WORK REQUEST>
Report every line of the records that contains the word "Kitchen".

SUPPLIED MATERIAL>
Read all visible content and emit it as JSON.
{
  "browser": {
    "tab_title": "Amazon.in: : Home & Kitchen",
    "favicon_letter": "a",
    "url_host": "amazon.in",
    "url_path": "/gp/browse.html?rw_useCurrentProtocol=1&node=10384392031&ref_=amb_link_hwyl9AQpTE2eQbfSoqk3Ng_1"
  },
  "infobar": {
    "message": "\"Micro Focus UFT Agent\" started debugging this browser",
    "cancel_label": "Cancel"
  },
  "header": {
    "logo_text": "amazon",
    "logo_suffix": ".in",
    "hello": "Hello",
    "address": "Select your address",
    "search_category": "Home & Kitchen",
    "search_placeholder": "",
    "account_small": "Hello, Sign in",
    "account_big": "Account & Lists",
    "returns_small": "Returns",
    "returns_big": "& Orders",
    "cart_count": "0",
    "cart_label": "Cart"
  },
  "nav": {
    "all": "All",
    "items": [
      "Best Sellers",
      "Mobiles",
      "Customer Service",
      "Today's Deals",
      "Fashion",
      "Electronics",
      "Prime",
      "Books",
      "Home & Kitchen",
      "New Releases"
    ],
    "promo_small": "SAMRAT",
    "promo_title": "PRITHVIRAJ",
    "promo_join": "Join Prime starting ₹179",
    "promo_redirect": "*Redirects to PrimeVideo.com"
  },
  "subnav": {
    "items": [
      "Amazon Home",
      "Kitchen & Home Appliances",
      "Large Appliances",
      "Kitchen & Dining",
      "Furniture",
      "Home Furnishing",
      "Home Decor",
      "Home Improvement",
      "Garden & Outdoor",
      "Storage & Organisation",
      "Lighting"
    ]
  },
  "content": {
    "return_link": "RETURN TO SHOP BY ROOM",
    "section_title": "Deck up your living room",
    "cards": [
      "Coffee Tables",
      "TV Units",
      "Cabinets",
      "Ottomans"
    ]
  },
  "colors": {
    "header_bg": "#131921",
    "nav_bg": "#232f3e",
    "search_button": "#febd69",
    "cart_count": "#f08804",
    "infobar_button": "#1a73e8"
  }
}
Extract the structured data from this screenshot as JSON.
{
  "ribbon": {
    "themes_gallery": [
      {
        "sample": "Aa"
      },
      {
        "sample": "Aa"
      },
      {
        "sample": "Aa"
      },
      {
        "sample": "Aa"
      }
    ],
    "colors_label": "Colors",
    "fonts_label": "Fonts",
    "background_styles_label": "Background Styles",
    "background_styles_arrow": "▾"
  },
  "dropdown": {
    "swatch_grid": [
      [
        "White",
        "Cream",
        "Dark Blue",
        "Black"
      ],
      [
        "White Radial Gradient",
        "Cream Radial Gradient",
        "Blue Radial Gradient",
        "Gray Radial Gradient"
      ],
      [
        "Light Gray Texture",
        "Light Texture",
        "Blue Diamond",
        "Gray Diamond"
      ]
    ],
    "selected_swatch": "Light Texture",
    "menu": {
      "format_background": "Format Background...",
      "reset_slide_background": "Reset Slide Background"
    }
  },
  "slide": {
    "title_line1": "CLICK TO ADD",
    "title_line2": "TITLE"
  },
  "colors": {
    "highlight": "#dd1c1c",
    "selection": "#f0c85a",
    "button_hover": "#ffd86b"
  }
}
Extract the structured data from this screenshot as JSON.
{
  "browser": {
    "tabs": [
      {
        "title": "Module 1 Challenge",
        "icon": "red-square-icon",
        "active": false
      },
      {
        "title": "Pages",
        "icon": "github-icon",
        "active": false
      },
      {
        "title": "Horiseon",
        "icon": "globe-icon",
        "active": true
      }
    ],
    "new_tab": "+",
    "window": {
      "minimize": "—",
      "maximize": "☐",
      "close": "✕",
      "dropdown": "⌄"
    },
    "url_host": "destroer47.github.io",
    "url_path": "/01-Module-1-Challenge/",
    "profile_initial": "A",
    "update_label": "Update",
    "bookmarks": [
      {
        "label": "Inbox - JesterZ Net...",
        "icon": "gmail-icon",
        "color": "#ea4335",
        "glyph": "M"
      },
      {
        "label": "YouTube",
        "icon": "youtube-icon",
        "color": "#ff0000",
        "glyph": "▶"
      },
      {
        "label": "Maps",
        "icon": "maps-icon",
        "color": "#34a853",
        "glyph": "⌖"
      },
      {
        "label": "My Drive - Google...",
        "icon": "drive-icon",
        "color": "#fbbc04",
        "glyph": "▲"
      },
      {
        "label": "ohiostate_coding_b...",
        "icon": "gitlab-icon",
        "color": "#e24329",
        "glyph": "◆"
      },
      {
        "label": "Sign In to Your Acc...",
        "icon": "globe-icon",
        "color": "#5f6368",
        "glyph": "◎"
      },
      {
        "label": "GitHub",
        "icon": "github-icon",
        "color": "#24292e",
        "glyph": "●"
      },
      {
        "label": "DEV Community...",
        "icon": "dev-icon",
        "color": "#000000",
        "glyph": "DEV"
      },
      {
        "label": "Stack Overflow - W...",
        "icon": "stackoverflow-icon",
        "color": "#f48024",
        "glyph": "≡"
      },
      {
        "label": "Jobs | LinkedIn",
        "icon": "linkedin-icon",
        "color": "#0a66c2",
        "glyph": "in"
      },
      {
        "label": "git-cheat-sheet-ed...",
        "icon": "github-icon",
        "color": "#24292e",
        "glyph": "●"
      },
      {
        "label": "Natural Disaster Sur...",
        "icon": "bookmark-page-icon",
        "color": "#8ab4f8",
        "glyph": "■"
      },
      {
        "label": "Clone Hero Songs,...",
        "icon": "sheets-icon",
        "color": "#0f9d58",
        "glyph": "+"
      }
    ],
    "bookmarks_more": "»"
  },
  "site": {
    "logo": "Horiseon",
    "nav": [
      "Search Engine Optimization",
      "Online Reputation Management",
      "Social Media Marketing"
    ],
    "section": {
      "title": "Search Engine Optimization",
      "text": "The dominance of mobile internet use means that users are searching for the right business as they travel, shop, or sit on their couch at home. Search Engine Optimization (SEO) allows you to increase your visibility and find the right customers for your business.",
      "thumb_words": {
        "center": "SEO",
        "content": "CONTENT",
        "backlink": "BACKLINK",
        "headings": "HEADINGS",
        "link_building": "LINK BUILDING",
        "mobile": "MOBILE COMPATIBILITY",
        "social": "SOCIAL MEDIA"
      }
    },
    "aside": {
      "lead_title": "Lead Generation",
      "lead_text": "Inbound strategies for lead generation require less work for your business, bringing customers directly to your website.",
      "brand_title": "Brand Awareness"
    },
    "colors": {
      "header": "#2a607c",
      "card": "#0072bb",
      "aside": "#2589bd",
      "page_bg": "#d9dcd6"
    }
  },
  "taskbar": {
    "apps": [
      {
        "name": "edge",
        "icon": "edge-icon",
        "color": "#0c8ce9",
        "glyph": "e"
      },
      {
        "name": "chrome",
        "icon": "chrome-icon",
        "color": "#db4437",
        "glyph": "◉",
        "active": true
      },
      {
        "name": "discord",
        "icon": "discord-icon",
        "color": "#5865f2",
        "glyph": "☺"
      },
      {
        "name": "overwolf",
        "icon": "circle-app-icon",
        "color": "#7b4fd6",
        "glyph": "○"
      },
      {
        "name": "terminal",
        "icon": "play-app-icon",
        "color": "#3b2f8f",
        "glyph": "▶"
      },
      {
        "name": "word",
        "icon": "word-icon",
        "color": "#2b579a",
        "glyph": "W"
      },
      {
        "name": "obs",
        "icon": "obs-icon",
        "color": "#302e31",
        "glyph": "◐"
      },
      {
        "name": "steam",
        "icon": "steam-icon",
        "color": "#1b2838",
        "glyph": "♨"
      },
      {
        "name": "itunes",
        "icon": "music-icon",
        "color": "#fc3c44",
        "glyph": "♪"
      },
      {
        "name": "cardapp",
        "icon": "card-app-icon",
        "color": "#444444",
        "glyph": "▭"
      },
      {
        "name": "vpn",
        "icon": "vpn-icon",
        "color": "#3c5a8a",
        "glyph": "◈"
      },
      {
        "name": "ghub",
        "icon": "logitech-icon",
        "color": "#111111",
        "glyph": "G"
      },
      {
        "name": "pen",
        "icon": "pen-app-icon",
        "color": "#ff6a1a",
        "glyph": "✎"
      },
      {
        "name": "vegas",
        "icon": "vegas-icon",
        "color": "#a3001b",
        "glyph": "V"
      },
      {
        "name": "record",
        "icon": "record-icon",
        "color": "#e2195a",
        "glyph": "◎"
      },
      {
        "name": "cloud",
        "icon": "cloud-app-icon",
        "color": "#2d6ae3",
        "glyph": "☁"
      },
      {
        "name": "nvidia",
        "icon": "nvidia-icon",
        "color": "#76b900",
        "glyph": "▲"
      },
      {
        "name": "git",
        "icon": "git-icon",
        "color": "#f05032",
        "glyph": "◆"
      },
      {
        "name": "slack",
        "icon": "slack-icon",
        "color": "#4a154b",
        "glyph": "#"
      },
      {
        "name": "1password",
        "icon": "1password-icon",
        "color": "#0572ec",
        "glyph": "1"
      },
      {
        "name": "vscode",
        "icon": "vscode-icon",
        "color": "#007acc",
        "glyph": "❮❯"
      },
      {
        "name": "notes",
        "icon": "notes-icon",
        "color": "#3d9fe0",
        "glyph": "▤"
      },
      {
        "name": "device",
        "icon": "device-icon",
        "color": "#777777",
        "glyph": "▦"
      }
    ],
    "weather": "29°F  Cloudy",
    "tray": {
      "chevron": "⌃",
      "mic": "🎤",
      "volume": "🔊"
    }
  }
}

RESULT BELOW>
    "tab_title": "Amazon.in: : Home & Kitchen",
    "search_category": "Home & Kitchen",
      "Home & Kitchen",
      "Kitchen & Home Appliances",
      "Kitchen & Dining",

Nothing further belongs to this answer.